Hair Falling Out? This Might Be Why
You might be experiencing telogen effluvium, a common type of hair loss that I frequently call “& ldquo; shock shedding.
& rdquo; Find out more. Healthy Skin
What is hair loss?
American Academy of Dermatology (AAD) keeps in mind that 80 million men and women in America have hereditary loss of hair (alopecia).
It can impact simply the hair on your scalp or your whole body. Although alopecia is more prevalent in older adults, excessive loss of hair can happen in kids too.
It's regular to lose in between 50 and 100 hairs a day. With about 100,000 hairs on your head, that little loss isn't visible.
New hair typically replaces the lost hair, however this doesn't always occur. Hair loss can establish gradually over years or take place quickly. Loss of hair can be permanent or temporary.
It's impossible to count the amount of hair lost on a provided day. You may be losing more hair than is regular if you discover a large amount of hair in the drain after washing your hair or clumps of hair in your brush. You might also observe thinning spots of hair or baldness.
If you notice that you're losing more hair than usual, you should go over the problem with your physician. They can identify the underlying cause of your hair loss and recommend suitable treatment plans.
What causes loss of hair?
First, your medical professional or skin doctor (a medical professional who focuses on skin problems) will attempt to figure out the underlying cause of your hair loss. The most common reason for loss of hair is hereditary male- or female-pattern baldness.
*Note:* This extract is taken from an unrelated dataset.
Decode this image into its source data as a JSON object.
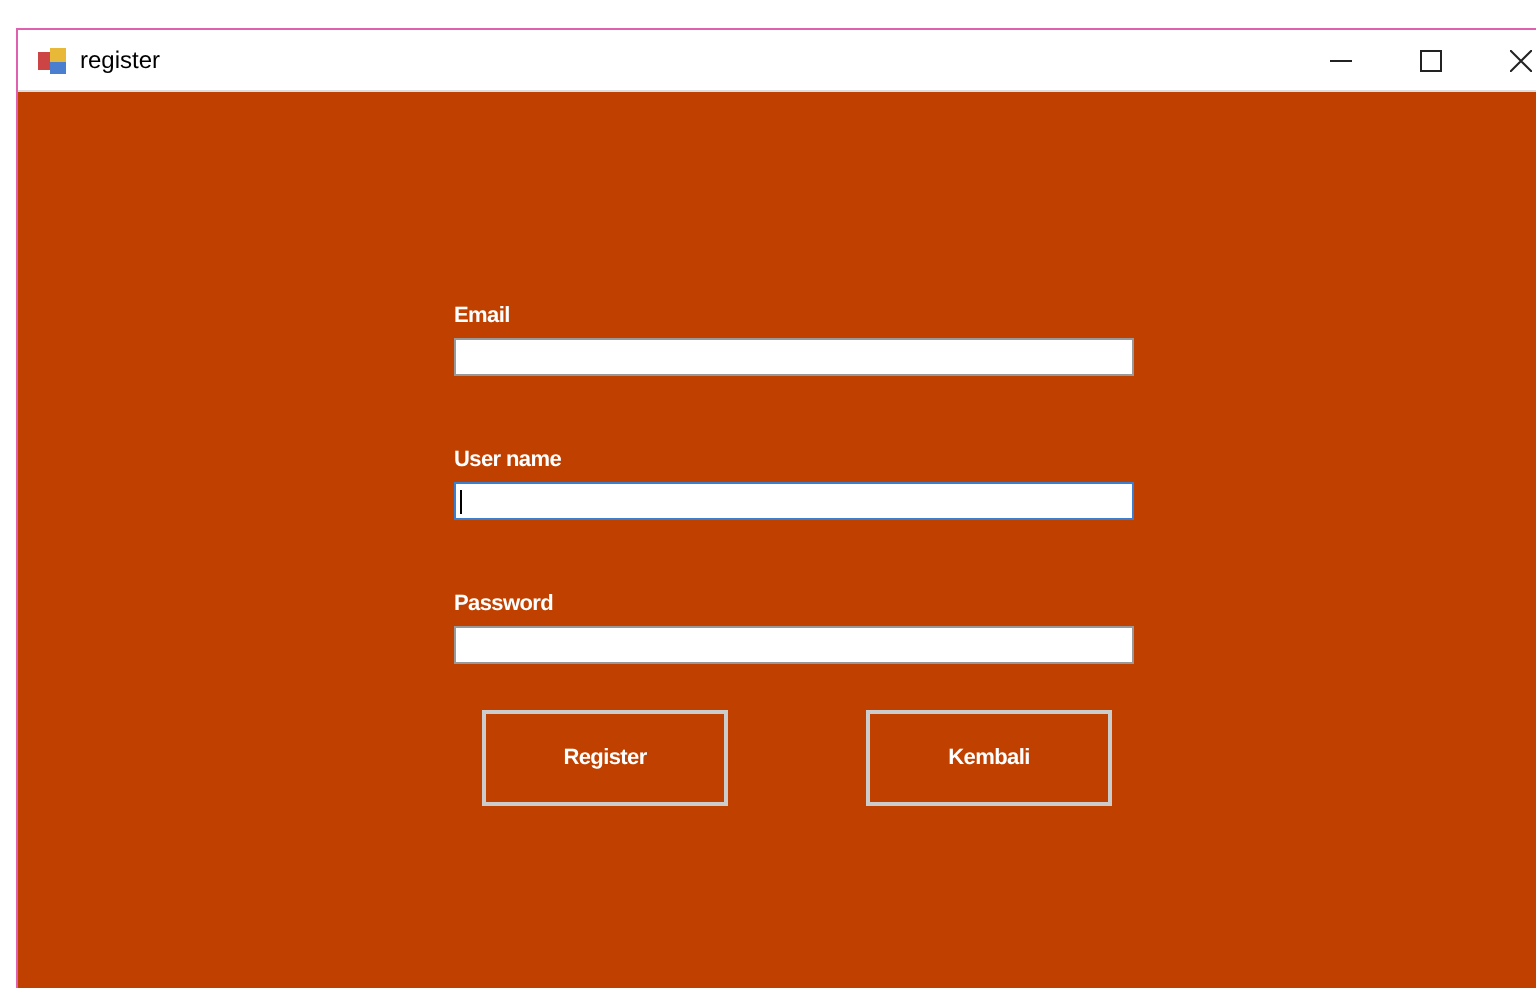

If you have a family history of baldness, you might have this type of hair loss. Specific sex hormonal agents can trigger hereditary loss of hair. It may start as early as puberty.
In many cases, loss of hair may occur with a basic stop in the cycle of hair growth. Major health problems, surgeries, or terrible occasions can activate loss of hair. However, your hair will normally start growing back without treatment.
Hormone modifications can cause short-term loss of hair. Examples include:
ceasing using contraceptive pill menopause Medical conditions that can cause hair loss include:
thyroid illness alopecia location (an autoimmune illness that assaults hair roots) scalp infections like ringworm Diseases that cause scarring, such as lichen planus and some kinds of lupus, can lead to permanent loss of hair since of the scarring.
Loss of hair can likewise be due to medications used to treat:
cancer hypertension arthritis anxiety
A physical or emotional shock may trigger noticeable loss of hair. Examples of this type of shock consist of:
a death in the household
severe weight reduction
a high fever
People with trichotillomania (hair-pulling condition) have a need to pull out their hair, generally from their head, eyebrows, or eyelashes.
Traction hair loss can be due to hairstyles that put pressure on the roots by pulling the hair back really securely.
A diet lacking in protein iron, and other nutrients can also cause thinning hair.